At the end of the year 1890 a bazaar was held on behalf of a parsonage fund, and a sum of £150 was raised by it. Early in 1891 Mr King bought the land on the hill where the houses occupied by Mr Beresford and Mr A. J. Scott now stand. A four-roomed cottage was first built, and services were hold in one of its rooms. And then this building was erected. From the first it was not intended to be a permanent church, for the records read: ‘It is only a temporary building, capable of seating about 200 people, it being the intention of the parishioners to subsequently erect a much more imposing edifice, and devote the first building to the purposes if a Sunday school, hall for entertainments, parochial meetings, etc.” It was not as large as it now is, as it was only 46ft long, and had no porch, and yet such was the cost of carriage of materials in those days, the railway not being completed, that to erect even that small build inn necessitated an expenditure of over £400.
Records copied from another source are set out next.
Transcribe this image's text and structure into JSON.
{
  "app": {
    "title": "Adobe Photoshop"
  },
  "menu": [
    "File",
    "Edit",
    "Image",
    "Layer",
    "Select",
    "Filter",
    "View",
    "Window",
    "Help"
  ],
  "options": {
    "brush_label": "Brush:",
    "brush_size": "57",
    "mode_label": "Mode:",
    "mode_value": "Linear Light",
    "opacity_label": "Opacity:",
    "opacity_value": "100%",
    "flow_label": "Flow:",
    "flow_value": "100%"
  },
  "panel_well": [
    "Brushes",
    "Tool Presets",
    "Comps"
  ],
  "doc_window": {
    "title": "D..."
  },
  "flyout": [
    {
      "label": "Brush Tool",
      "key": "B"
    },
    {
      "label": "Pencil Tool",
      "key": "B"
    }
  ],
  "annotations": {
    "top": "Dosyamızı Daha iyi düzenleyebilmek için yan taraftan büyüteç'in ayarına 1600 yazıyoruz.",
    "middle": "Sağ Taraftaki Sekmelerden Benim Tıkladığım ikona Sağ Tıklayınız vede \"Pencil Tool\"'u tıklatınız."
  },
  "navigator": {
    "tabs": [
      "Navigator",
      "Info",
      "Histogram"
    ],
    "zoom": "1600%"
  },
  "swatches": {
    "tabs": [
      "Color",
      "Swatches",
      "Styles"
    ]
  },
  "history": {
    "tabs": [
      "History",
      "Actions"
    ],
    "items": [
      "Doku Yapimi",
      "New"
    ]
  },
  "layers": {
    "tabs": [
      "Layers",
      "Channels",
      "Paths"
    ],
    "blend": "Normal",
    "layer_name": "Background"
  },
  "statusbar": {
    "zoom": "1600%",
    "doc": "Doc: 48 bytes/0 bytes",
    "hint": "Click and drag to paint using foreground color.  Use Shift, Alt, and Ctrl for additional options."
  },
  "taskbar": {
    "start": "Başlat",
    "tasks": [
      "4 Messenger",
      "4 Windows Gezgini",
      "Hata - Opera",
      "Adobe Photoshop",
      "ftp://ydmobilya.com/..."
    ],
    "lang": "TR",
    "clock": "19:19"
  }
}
At the annual meeting in January, 1897, a Building Committee was formed. Two schemes were under discussion — one to move and enlarge this building, and the other to sell it and the ground on which it stood, and build a new church, and in January, 1899, at the annual meeting, a motion favoring the latter scheme was passed, but later on we find the Building Committee favoring the former scheme. In August, 1898, the block of land on which our church now stands was bought, and the discussion over the two schemes continued. When the Bishop visited Zeehan in October, 1890, the erection of a new church, at a cost of £800, was decided upon. But it was the removal scheme after all that was carried out, and in May, 1891, the vestry reported that the building had been removed and enlarged ; 14ft of length was added to it, and a porch. Later on in the year the Building Committee resigned in a body, and the project of raising a new church again fell through.
At the beginning of 1902 another effort was made to raise funds for a new church, fresh schemes ? ????g being introduced, but Canon de Coetlogon left in May, and the money that had been collected was handed back to the donors. The Rev. W. S. Stone was appointed , Rector, and held that position till the end of 1905. The Rev. T. H. Pitt was put in temporary charge(?) (?) April, and was followed by the Rev. C. ?den. The Rev. A. F.. Hutchinson was appointed Rector, and took over charge in 1906, and at the beginning of 1907 I replaced him. Mr Hutchinson had obtained plans for a new church from Sir North, architect, in Launceston, and in April, 1907, at a meeting of parishioners, the present Building Committee was elected. The details or their work will come in connection with the new building.
Zeehan & Dundas Herald, 19 August 1909